Erica Murray’s The Cat’s Mother scours like only caustic Irish comedy can. Written as part of the Soho Theatre’s Young Writers Lab and longlisted for the Verity Bargate Award, it follows two sisters – Sinead and Ciara from County Clare – as they struggle to decide what to do about their mother’s debilitating, undignified dementia.
There aren’t many options on the table. Stay as they are, with Sinead doing all the caring back in Ireland and Ciara selfishly hiding in her £950-a-month London flat. Spend money they don’t have on a cripplingly expensive care home. Or kill her. Pillow over her head, pills down her throat.
In a series of short scenes injected with sharp stabs of dark humour, Murray gleefully puts together an affectionate portrait of sisterly love, a tangentially political picture of life as a carer, and a thorny moral quandary. Is it better to let a loved one die with dignity or live in confusion and chaos?
It’s a seriously promising London debut for Murray, forcibly reminiscent of the black absurdity of Martin McDonagh or David Ireland , and Jackie Fisher’s production is no less impressive: understated, energetic, and boasting three classy comedic performances.

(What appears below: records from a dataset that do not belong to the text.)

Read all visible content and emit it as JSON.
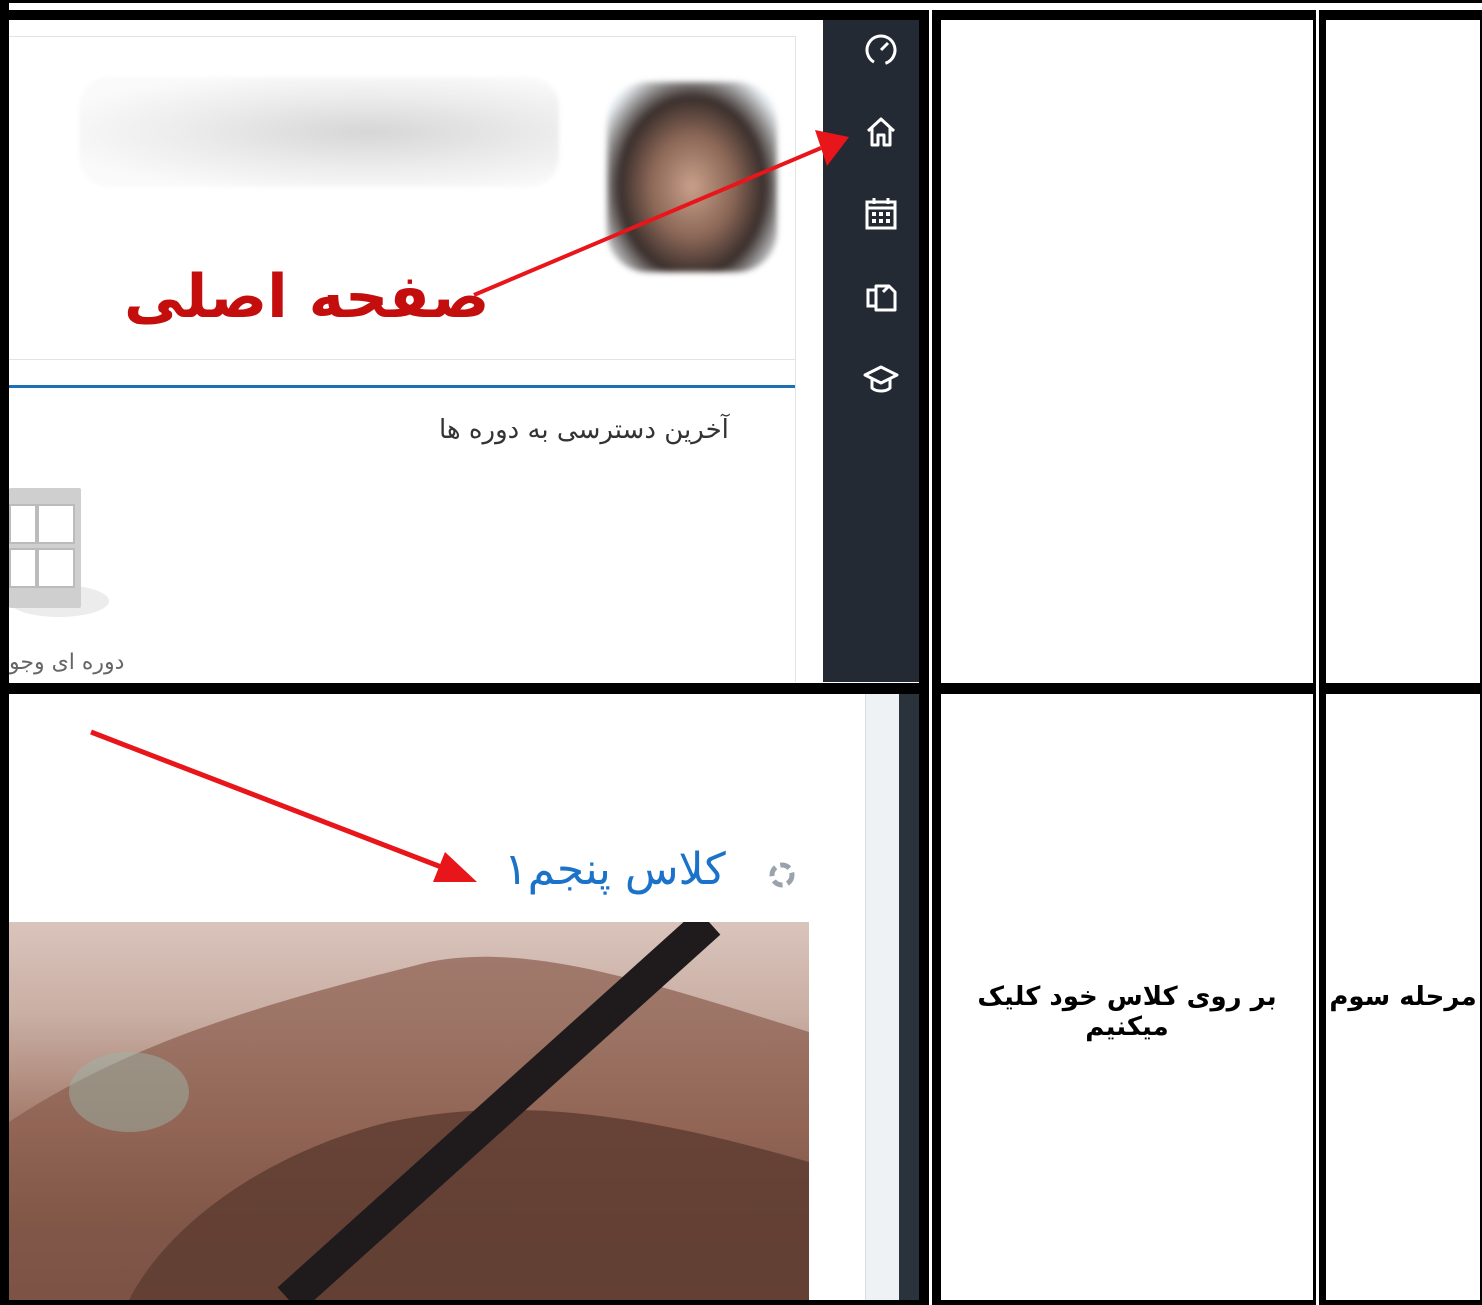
{
  "row1": {
    "annotation": "صفحه اصلی",
    "recent_courses_title": "آخرین دسترسی به دوره ها",
    "no_course_text": "دوره ای وجو",
    "sidebar_icons": [
      "dashboard-icon",
      "home-icon",
      "calendar-icon",
      "files-icon",
      "graduation-cap-icon"
    ]
  },
  "row2": {
    "class_link": "کلاس پنجم۱",
    "instruction": "بر روی کلاس خود کلیک میکنیم",
    "step": "مرحله سوم"
  },
  "colors": {
    "annotation_red": "#c40e0e",
    "arrow_red": "#e8161a",
    "sidebar_dark": "#232a33",
    "link_blue": "#1a73c9"
  }
}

Doireann White is panicky and prissy as the gluten-intolerant Ciara, Philippa Carson is brash and brazen as her younger sister Sinead, and Kate Kennedy is scene-stealingly amusing in a series of well-observed cameos. It’s not perfect – the structure’s skewed and the ending abrupt – but its fierce and its funny. My show of the festival so far.